Brief: An exact copy of every entry below is required, and no picture may appear in it.

Given records:
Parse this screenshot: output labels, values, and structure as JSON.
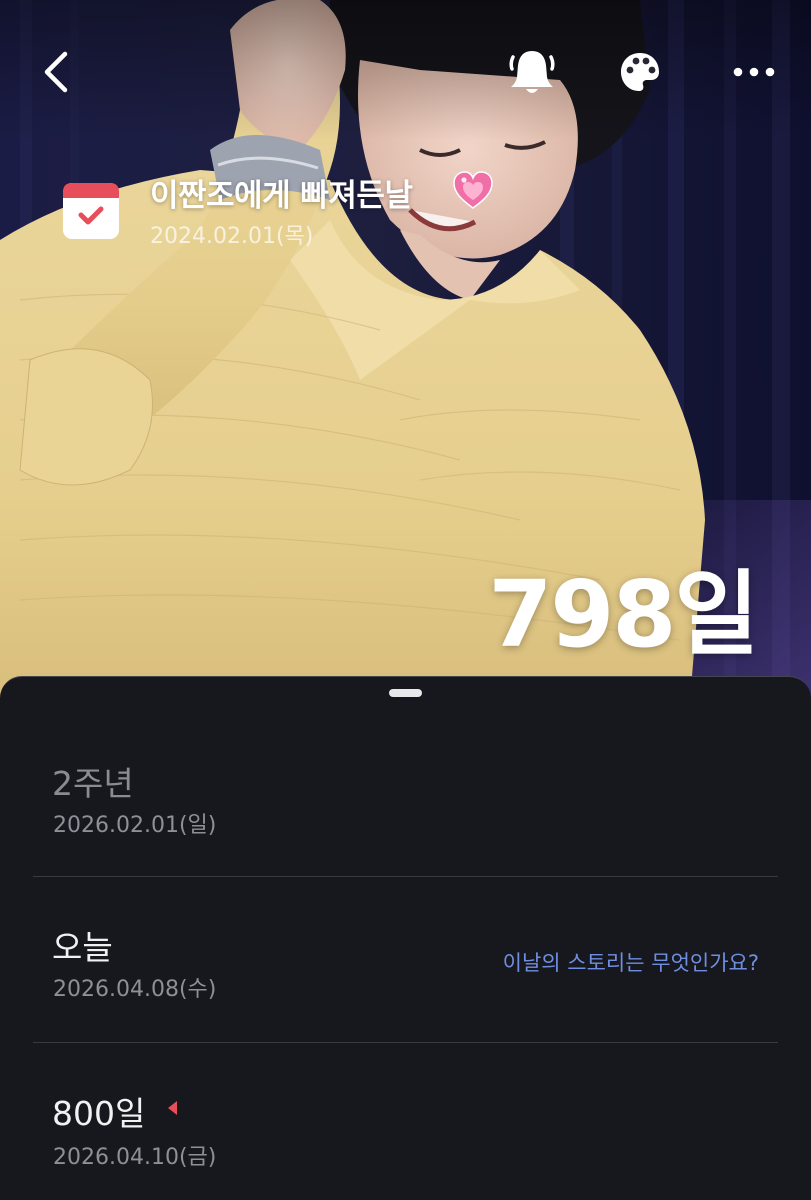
{
  "hero": {
    "photo": "photo-of-person-in-yellow-knit-sweater-laughing",
    "title": "이짠조에게 빠져든날",
    "title_emoji": "heart-icon",
    "date": "2024.02.01(목)",
    "day_count": "798일"
  },
  "top_bar": {
    "back_icon": "chevron-left-icon",
    "bell_icon": "bell-icon",
    "palette_icon": "palette-icon",
    "more_icon": "more-icon"
  },
  "rows": [
    {
      "title": "2주년",
      "date": "2026.02.01(일)",
      "state": "past"
    },
    {
      "title": "오늘",
      "date": "2026.04.08(수)",
      "link": "이날의 스토리는 무엇인가요?"
    },
    {
      "title": "800일",
      "date": "2026.04.10(금)",
      "marker_icon": "flag-icon"
    }
  ],
  "colors": {
    "background": "#17181d",
    "link": "#6f8ee0",
    "muted_text": "#8e8f97",
    "calendar_red": "#e84d5b",
    "heart_pink": "#f06fa7"
  }
}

Answer for this exercise:
Parse this screenshot: output labels, values, and structure as JSON.
{
  "hero": {
    "photo": "photo-of-person-in-yellow-knit-sweater-laughing",
    "title": "이짠조에게 빠져든날",
    "title_emoji": "heart-icon",
    "date": "2024.02.01(목)",
    "day_count": "798일"
  },
  "top_bar": {
    "back_icon": "chevron-left-icon",
    "bell_icon": "bell-icon",
    "palette_icon": "palette-icon",
    "more_icon": "more-icon"
  },
  "rows": [
    {
      "title": "2주년",
      "date": "2026.02.01(일)",
      "state": "past"
    },
    {
      "title": "오늘",
      "date": "2026.04.08(수)",
      "link": "이날의 스토리는 무엇인가요?"
    },
    {
      "title": "800일",
      "date": "2026.04.10(금)",
      "marker_icon": "flag-icon"
    }
  ],
  "colors": {
    "background": "#17181d",
    "link": "#6f8ee0",
    "muted_text": "#8e8f97",
    "calendar_red": "#e84d5b",
    "heart_pink": "#f06fa7"
  }
}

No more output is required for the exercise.